SERI has begun conducting surprise audits of R2-certified facilities, with auditors concentrating on downstream due diligence and other topics of concern.
Sustainable Electronics Recycling International (SERI), the Boulder, Colo.-based nonprofit organization managing the R2 e-scrap environmental standard, began conducting spot – or unannounced – audits of facilities in mid-August. So far, it has conducted about a dozen.
“We see them in large part as an effort in continuous improvement, but, of course, we’re very much wanting to take action where we find that the standard is not being complied with,” John Lingelbach, executive director of SERI, told E-Scrap News.

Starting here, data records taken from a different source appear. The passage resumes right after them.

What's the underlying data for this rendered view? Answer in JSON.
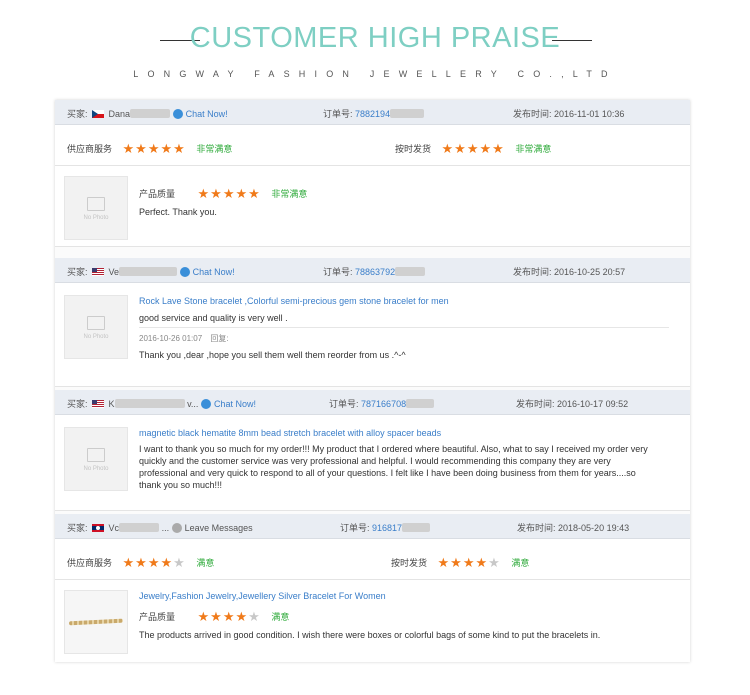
{
  "header": {
    "title": "CUSTOMER HIGH PRAISE",
    "subtitle": "LONGWAY FASHION JEWELLERY CO.,LTD"
  },
  "labels": {
    "buyer": "买家:",
    "order": "订单号:",
    "time": "发布时间:",
    "supplier_service": "供应商服务",
    "on_time_delivery": "按时发货",
    "product_quality": "产品质量",
    "no_photo": "No Photo",
    "reply": "回复:"
  },
  "reviews": [
    {
      "buyer_name": "Dana",
      "contact": "Chat Now!",
      "order_no": "7882194",
      "time": "2016-11-01 10:36",
      "supplier_rating": 5,
      "supplier_text": "非常满意",
      "delivery_rating": 5,
      "delivery_text": "非常满意",
      "quality_rating": 5,
      "quality_text": "非常满意",
      "comment": "Perfect. Thank you."
    },
    {
      "buyer_name": "Ve",
      "contact": "Chat Now!",
      "order_no": "78863792",
      "time": "2016-10-25 20:57",
      "product": "Rock Lave Stone bracelet ,Colorful semi-precious gem stone bracelet for men",
      "comment": "good service and quality is very well .",
      "reply_time": "2016-10-26 01:07",
      "reply_text": "Thank you ,dear ,hope you sell them well them reorder from us .^-^"
    },
    {
      "buyer_name": "K",
      "buyer_suffix": "v...",
      "contact": "Chat Now!",
      "order_no": "787166708",
      "time": "2016-10-17 09:52",
      "product": "magnetic black hematite 8mm bead stretch bracelet with alloy spacer beads",
      "comment_lines": [
        "I want to thank you so much for my order!!! My product that I ordered where beautiful. Also, what to say I received my order very",
        "quickly and the customer service was very professional and helpful. I would recommending this company they are very",
        "professional and very quick to respond to all of your questions. I felt like I have been doing business from them for years....so",
        "thank you so much!!!"
      ]
    },
    {
      "buyer_name": "Vc",
      "buyer_suffix": "...",
      "contact": "Leave Messages",
      "order_no": "916817",
      "time": "2018-05-20 19:43",
      "supplier_rating": 4,
      "supplier_text": "满意",
      "delivery_rating": 4,
      "delivery_text": "满意",
      "quality_rating": 4,
      "quality_text": "满意",
      "product": "Jewelry,Fashion Jewelry,Jewellery Silver Bracelet For Women",
      "comment": "The products arrived in good condition. I wish there were boxes or colorful bags of some kind to put the bracelets in."
    }
  ],
  "colors": {
    "accent": "#7ecfc3",
    "link": "#3a7ec9",
    "star": "#f07a1a",
    "satisfied": "#2eaa3a"
  }
}
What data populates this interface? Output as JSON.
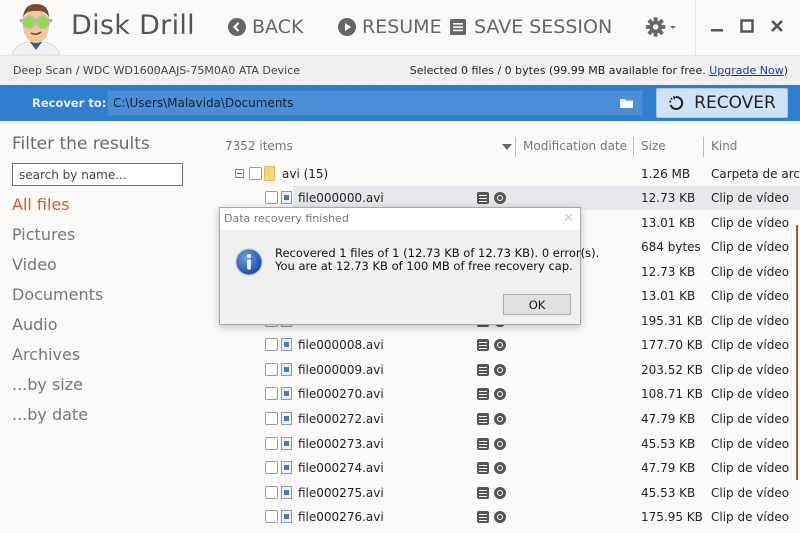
{
  "app": {
    "title": "Disk Drill"
  },
  "toolbar": {
    "back_label": "BACK",
    "resume_label": "RESUME",
    "save_session_label": "SAVE SESSION"
  },
  "status": {
    "breadcrumb": "Deep Scan / WDC WD1600AAJS-75M0A0 ATA Device",
    "selection_info": "Selected 0 files / 0 bytes (99.99 MB available for free. ",
    "upgrade_link": "Upgrade Now",
    "selection_suffix": ")"
  },
  "recover_bar": {
    "label": "Recover to:",
    "path": "C:\\Users\\Malavida\\Documents",
    "button_label": "RECOVER"
  },
  "sidebar": {
    "title": "Filter the results",
    "search_placeholder": "search by name...",
    "items": [
      {
        "label": "All files",
        "active": true
      },
      {
        "label": "Pictures",
        "active": false
      },
      {
        "label": "Video",
        "active": false
      },
      {
        "label": "Documents",
        "active": false
      },
      {
        "label": "Audio",
        "active": false
      },
      {
        "label": "Archives",
        "active": false
      },
      {
        "label": "...by size",
        "active": false
      },
      {
        "label": "...by date",
        "active": false
      }
    ]
  },
  "list": {
    "item_count": "7352 items",
    "columns": {
      "modification_date": "Modification date",
      "size": "Size",
      "kind": "Kind"
    },
    "folder": {
      "name": "avi (15)",
      "size": "1.26 MB",
      "kind": "Carpeta de arc..."
    },
    "files": [
      {
        "name": "file000000.avi",
        "size": "12.73 KB",
        "kind": "Clip de vídeo",
        "selected": true
      },
      {
        "name": "",
        "size": "13.01 KB",
        "kind": "Clip de vídeo"
      },
      {
        "name": "",
        "size": "684 bytes",
        "kind": "Clip de vídeo"
      },
      {
        "name": "",
        "size": "12.73 KB",
        "kind": "Clip de vídeo"
      },
      {
        "name": "",
        "size": "13.01 KB",
        "kind": "Clip de vídeo"
      },
      {
        "name": "",
        "size": "195.31 KB",
        "kind": "Clip de vídeo"
      },
      {
        "name": "file000008.avi",
        "size": "177.70 KB",
        "kind": "Clip de vídeo"
      },
      {
        "name": "file000009.avi",
        "size": "203.52 KB",
        "kind": "Clip de vídeo"
      },
      {
        "name": "file000270.avi",
        "size": "108.71 KB",
        "kind": "Clip de vídeo"
      },
      {
        "name": "file000272.avi",
        "size": "47.79 KB",
        "kind": "Clip de vídeo"
      },
      {
        "name": "file000273.avi",
        "size": "45.53 KB",
        "kind": "Clip de vídeo"
      },
      {
        "name": "file000274.avi",
        "size": "47.79 KB",
        "kind": "Clip de vídeo"
      },
      {
        "name": "file000275.avi",
        "size": "45.53 KB",
        "kind": "Clip de vídeo"
      },
      {
        "name": "file000276.avi",
        "size": "175.95 KB",
        "kind": "Clip de vídeo"
      }
    ]
  },
  "dialog": {
    "title": "Data recovery finished",
    "close_label": "✕",
    "message_line1": "Recovered 1 files of 1 (12.73 KB of 12.73 KB). 0 error(s).",
    "message_line2": "You are at 12.73 KB of 100 MB of free recovery cap.",
    "ok_label": "OK",
    "icon": "info-icon"
  },
  "colors": {
    "accent_blue": "#2f7ed0",
    "active_filter": "#d95a2a",
    "scrollbar": "#b5512e"
  }
}
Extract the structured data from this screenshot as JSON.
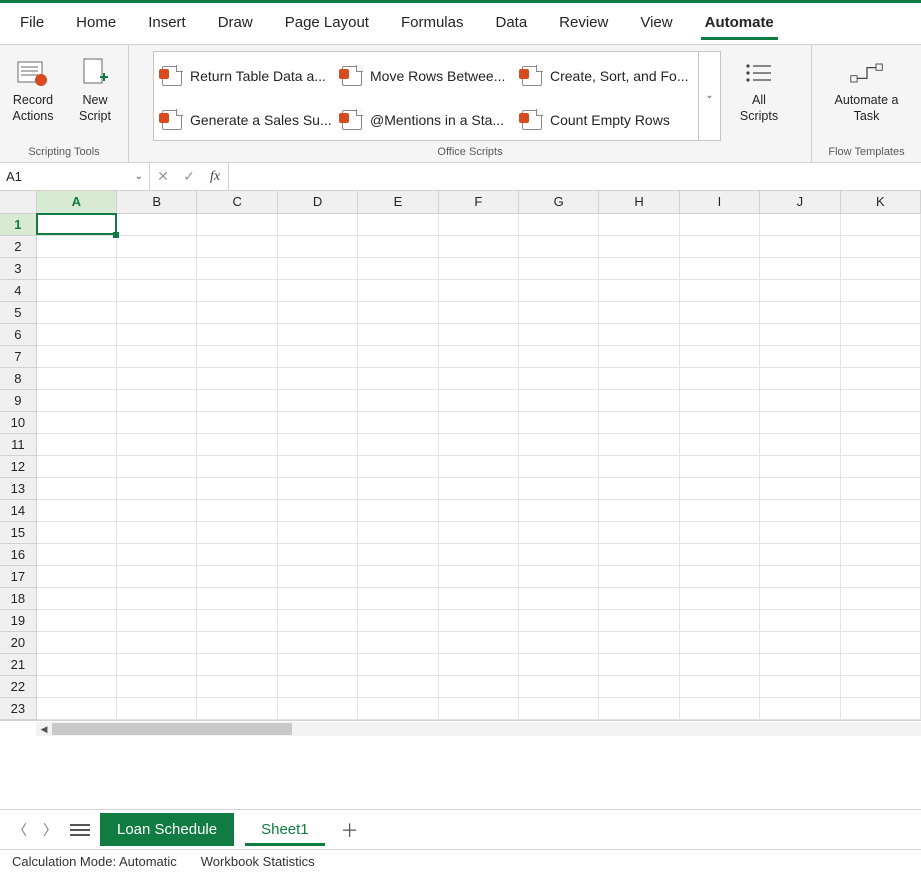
{
  "tabs": [
    "File",
    "Home",
    "Insert",
    "Draw",
    "Page Layout",
    "Formulas",
    "Data",
    "Review",
    "View",
    "Automate"
  ],
  "active_tab": "Automate",
  "ribbon": {
    "scripting": {
      "label": "Scripting Tools",
      "record": {
        "line1": "Record",
        "line2": "Actions"
      },
      "newscript": {
        "line1": "New",
        "line2": "Script"
      }
    },
    "office_scripts": {
      "label": "Office Scripts",
      "gallery": [
        "Return Table Data a...",
        "Move Rows Betwee...",
        "Create, Sort, and Fo...",
        "Generate a Sales Su...",
        "@Mentions in a Sta...",
        "Count Empty Rows"
      ],
      "all_scripts": {
        "line1": "All",
        "line2": "Scripts"
      }
    },
    "flow": {
      "label": "Flow Templates",
      "automate": {
        "line1": "Automate a",
        "line2": "Task"
      }
    }
  },
  "namebox_value": "A1",
  "formula_value": "",
  "columns": [
    "A",
    "B",
    "C",
    "D",
    "E",
    "F",
    "G",
    "H",
    "I",
    "J",
    "K"
  ],
  "rows": [
    "1",
    "2",
    "3",
    "4",
    "5",
    "6",
    "7",
    "8",
    "9",
    "10",
    "11",
    "12",
    "13",
    "14",
    "15",
    "16",
    "17",
    "18",
    "19",
    "20",
    "21",
    "22",
    "23"
  ],
  "selected_cell": "A1",
  "sheet_tabs": {
    "green": "Loan Schedule",
    "active": "Sheet1"
  },
  "statusbar": {
    "calc": "Calculation Mode: Automatic",
    "stats": "Workbook Statistics"
  }
}
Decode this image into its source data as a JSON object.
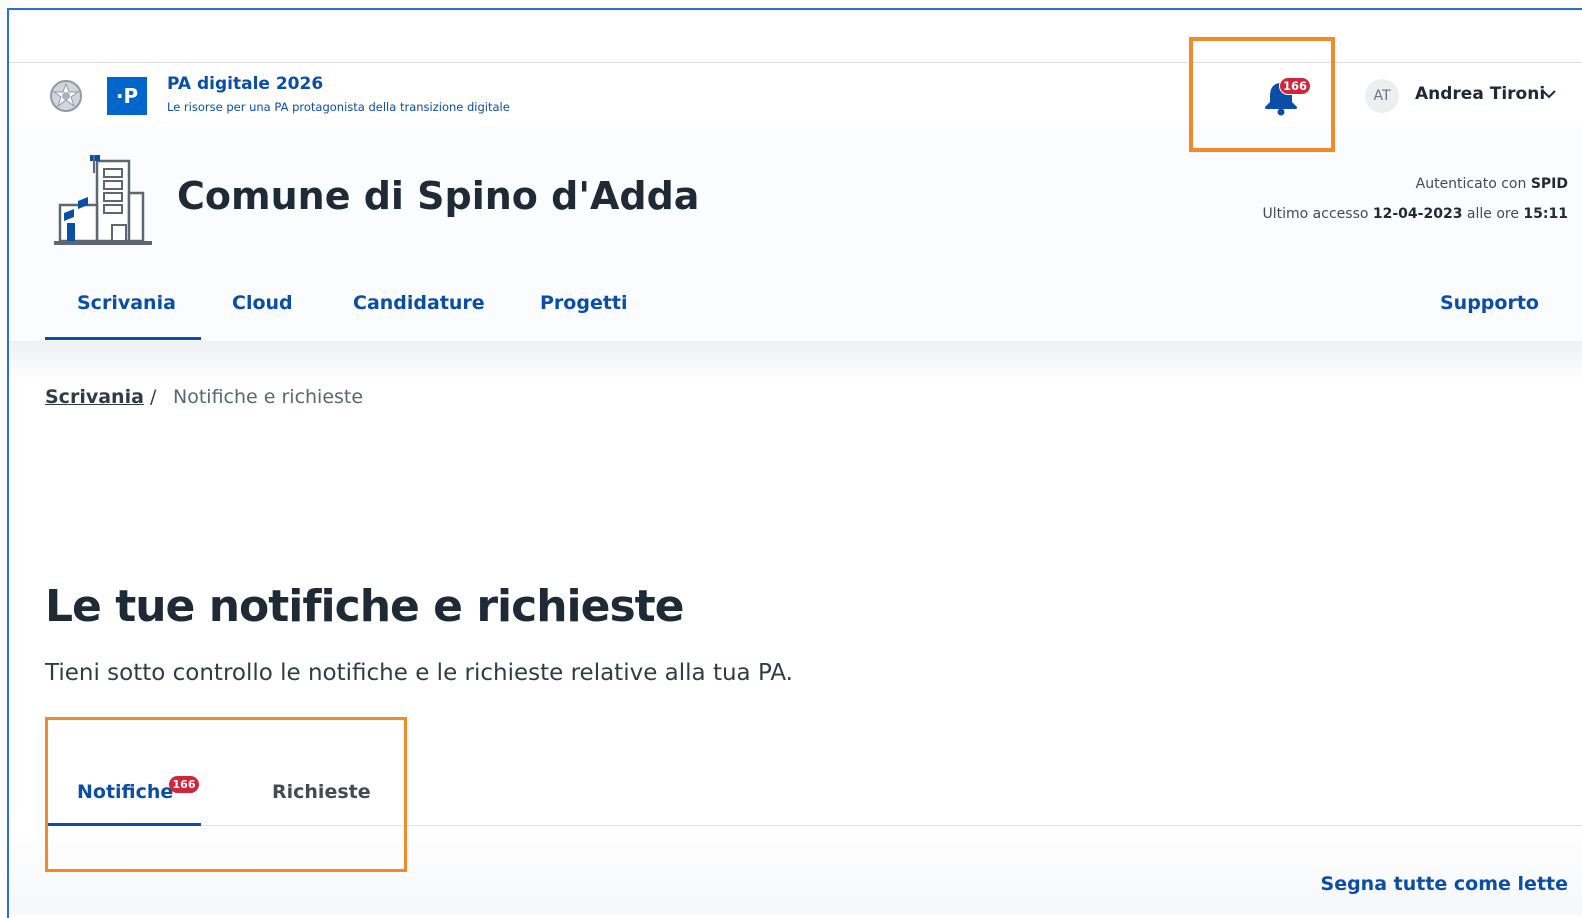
{
  "topbar": {
    "brand_title": "PA digitale 2026",
    "brand_subtitle": "Le risorse per una PA protagonista della transizione digitale",
    "brand_logo_text": "·P",
    "notifications_count": "166",
    "user_initials": "AT",
    "user_name": "Andrea Tironi"
  },
  "header": {
    "entity_name": "Comune di Spino d'Adda",
    "auth_label": "Autenticato con",
    "auth_method": "SPID",
    "last_access_label": "Ultimo accesso",
    "last_access_date": "12-04-2023",
    "last_access_mid": "alle ore",
    "last_access_time": "15:11"
  },
  "nav": {
    "items": [
      "Scrivania",
      "Cloud",
      "Candidature",
      "Progetti"
    ],
    "support": "Supporto"
  },
  "breadcrumb": {
    "link": "Scrivania",
    "separator": "/",
    "current": "Notifiche e richieste"
  },
  "page": {
    "title": "Le tue notifiche e richieste",
    "description": "Tieni sotto controllo le notifiche e le richieste relative alla tua PA."
  },
  "tabs": {
    "notifications": "Notifiche",
    "notifications_badge": "166",
    "requests": "Richieste"
  },
  "actions": {
    "mark_all_read": "Segna tutte come lette"
  },
  "colors": {
    "primary": "#0a4ea8",
    "badge": "#d1253c",
    "highlight": "#f08a2a"
  }
}
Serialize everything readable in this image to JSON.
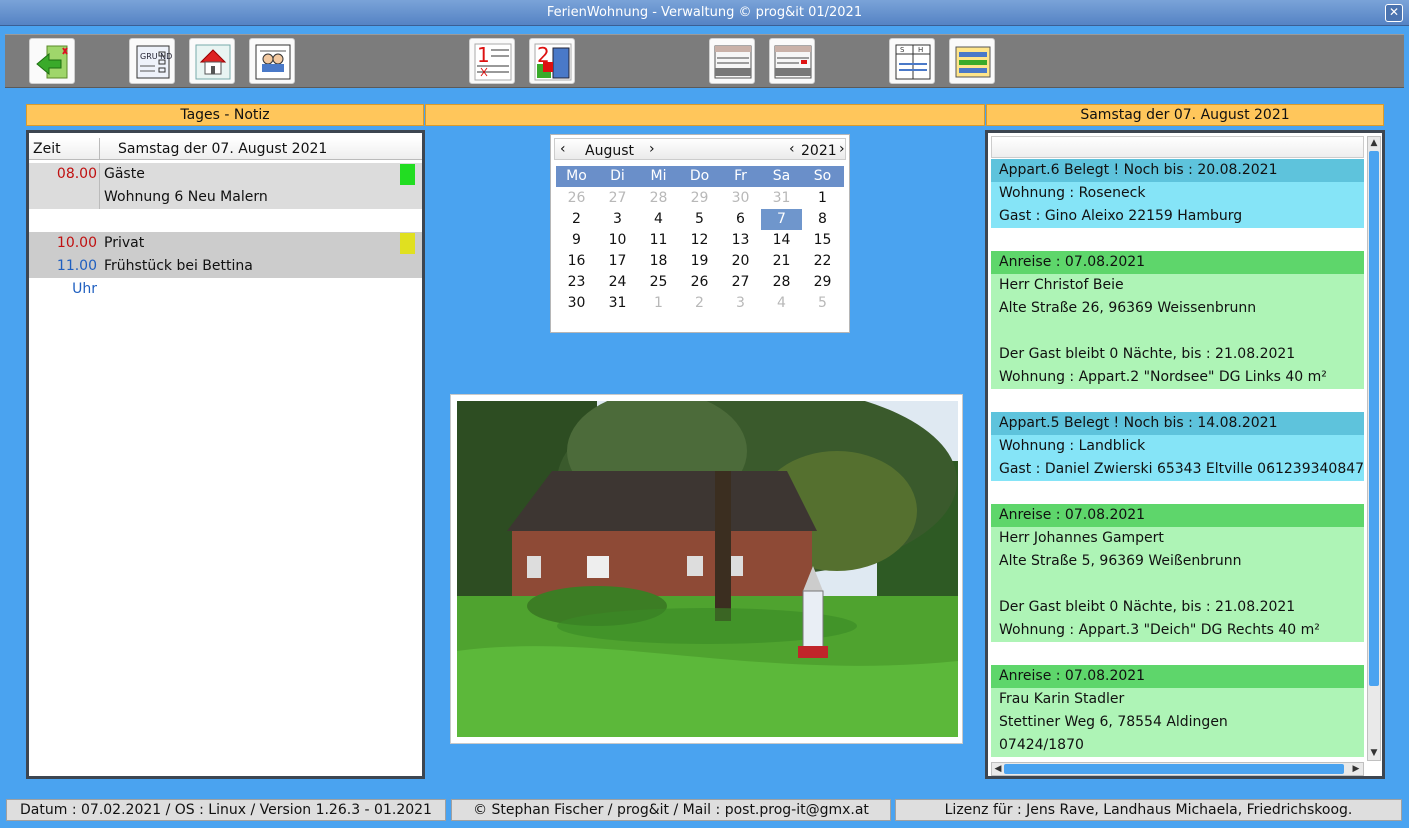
{
  "window": {
    "title": "FerienWohnung - Verwaltung      © prog&it 01/2021",
    "close_label": "✕"
  },
  "toolbar": {
    "buttons": [
      {
        "name": "exit-icon"
      },
      {
        "name": "grund-data-icon",
        "text": "GRU ND"
      },
      {
        "name": "house-icon"
      },
      {
        "name": "guests-icon"
      },
      {
        "name": "plan-1-icon",
        "text": "1"
      },
      {
        "name": "plan-2-icon",
        "text": "2"
      },
      {
        "name": "list-a-icon"
      },
      {
        "name": "list-b-icon"
      },
      {
        "name": "schedule-icon"
      },
      {
        "name": "table-icon"
      }
    ]
  },
  "headers": {
    "left": "Tages - Notiz",
    "middle": "",
    "right": "Samstag der 07. August 2021"
  },
  "notes": {
    "col_time": "Zeit",
    "col_date": "Samstag der 07. August 2021",
    "rows": [
      {
        "time": "08.00 Uhr",
        "text": "Gäste",
        "time_color": "#c01010",
        "flag": "#22dd22",
        "bg": "#dcdcdc"
      },
      {
        "time": "",
        "text": "Wohnung 6   Neu Malern",
        "bg": "#dcdcdc"
      },
      {
        "time": "10.00 Uhr",
        "text": "Privat",
        "time_color": "#c01010",
        "flag": "#e0e020",
        "bg": "#cccccc"
      },
      {
        "time": "11.00 Uhr",
        "text": "Frühstück bei Bettina",
        "time_color": "#1f5fc0",
        "bg": "#cccccc"
      }
    ]
  },
  "calendar": {
    "prev_month": "‹",
    "next_month": "›",
    "month": "August",
    "prev_year": "‹",
    "year": "2021",
    "next_year": "›",
    "weekdays": [
      "Mo",
      "Di",
      "Mi",
      "Do",
      "Fr",
      "Sa",
      "So"
    ],
    "weeks": [
      [
        "26",
        "27",
        "28",
        "29",
        "30",
        "31",
        "1"
      ],
      [
        "2",
        "3",
        "4",
        "5",
        "6",
        "7",
        "8"
      ],
      [
        "9",
        "10",
        "11",
        "12",
        "13",
        "14",
        "15"
      ],
      [
        "16",
        "17",
        "18",
        "19",
        "20",
        "21",
        "22"
      ],
      [
        "23",
        "24",
        "25",
        "26",
        "27",
        "28",
        "29"
      ],
      [
        "30",
        "31",
        "1",
        "2",
        "3",
        "4",
        "5"
      ]
    ],
    "selected_day": "7"
  },
  "bookings": [
    {
      "style": "cyan-h",
      "text": "Appart.6  Belegt !                 Noch bis : 20.08.2021"
    },
    {
      "style": "cyan",
      "text": "Wohnung : Roseneck"
    },
    {
      "style": "cyan",
      "text": "Gast :  Gino  Aleixo  22159  Hamburg"
    },
    {
      "style": "",
      "text": ""
    },
    {
      "style": "green-h",
      "text": "Anreise  : 07.08.2021"
    },
    {
      "style": "green",
      "text": "Herr  Christof  Beie"
    },
    {
      "style": "green",
      "text": "Alte Straße 26,  96369  Weissenbrunn"
    },
    {
      "style": "green",
      "text": ""
    },
    {
      "style": "green",
      "text": "Der Gast bleibt 0  Nächte, bis :  21.08.2021"
    },
    {
      "style": "green",
      "text": "Wohnung : Appart.2  \"Nordsee\"  DG Links 40 m²"
    },
    {
      "style": "",
      "text": ""
    },
    {
      "style": "cyan-h",
      "text": "Appart.5  Belegt !                 Noch bis : 14.08.2021"
    },
    {
      "style": "cyan",
      "text": "Wohnung : Landblick"
    },
    {
      "style": "cyan",
      "text": "Gast :  Daniel  Zwierski  65343  Eltville  061239340847"
    },
    {
      "style": "",
      "text": ""
    },
    {
      "style": "green-h",
      "text": "Anreise  : 07.08.2021"
    },
    {
      "style": "green",
      "text": "Herr  Johannes  Gampert"
    },
    {
      "style": "green",
      "text": "Alte Straße 5,  96369  Weißenbrunn"
    },
    {
      "style": "green",
      "text": ""
    },
    {
      "style": "green",
      "text": "Der Gast bleibt 0  Nächte, bis :  21.08.2021"
    },
    {
      "style": "green",
      "text": "Wohnung : Appart.3  \"Deich\"   DG Rechts 40 m²"
    },
    {
      "style": "",
      "text": ""
    },
    {
      "style": "green-h",
      "text": "Anreise  : 07.08.2021"
    },
    {
      "style": "green",
      "text": "Frau  Karin  Stadler"
    },
    {
      "style": "green",
      "text": "Stettiner Weg 6,  78554  Aldingen"
    },
    {
      "style": "green",
      "text": "07424/1870"
    }
  ],
  "status": {
    "left": "Datum : 07.02.2021 / OS : Linux  /  Version 1.26.3 - 01.2021",
    "middle": "© Stephan Fischer / prog&it  /  Mail : post.prog-it@gmx.at",
    "right": "Lizenz für  : Jens Rave, Landhaus Michaela, Friedrichskoog."
  }
}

The spot audits are different from the witness audits the group started conducting earlier this year, where a SERI representative and a certifying auditor would visit facilities together.
So far, one SERI staff member and one contractor have been conducting the spot audits of facilities. They’re focusing on major issues of concern, such as whether facilities are doing their due diligence in ensuring downstream vendors are responsibly managing “focus materials,” including CRT glass, mercury, PCBs, lead from circuit boards and batteries, Lingelbach said. Another aim is ensuring companies have plans and financial instruments in place to deal with material if the facility is abandoned, he said.
“The majority of the facilities that we’ve done spot audits on are doing well in those regards,” he said. “But what I want to emphasize is that those are the areas where we have the most concern.”
When serious shortcomings are found, which has only happened in a “distinct minority of the cases,” the issues are reported to the certifying body for follow-up, he said.
SERI started doing the spot audits using a framework that gave companies 24 hours notice, and the group has since moved to conducting them entirely unannounced.
SERI hopes to aggregate data to get a clearer picture of the most challenging compliance areas of the R2 Standard. Lingelbach said downstream due diligence seems to be the most time-consuming component of compliance for certified companies right now.
“That’s new to the industry. Four, five or six years ago, not a lot of companies spent a lot of time checking out their downstream vendors in any concerted manner and one of the things the standard requires is they do that.”
SERI staff are still working on putting together next year’s budget, but it appears they might be able to conduct up to 50 spot audits next year, he said.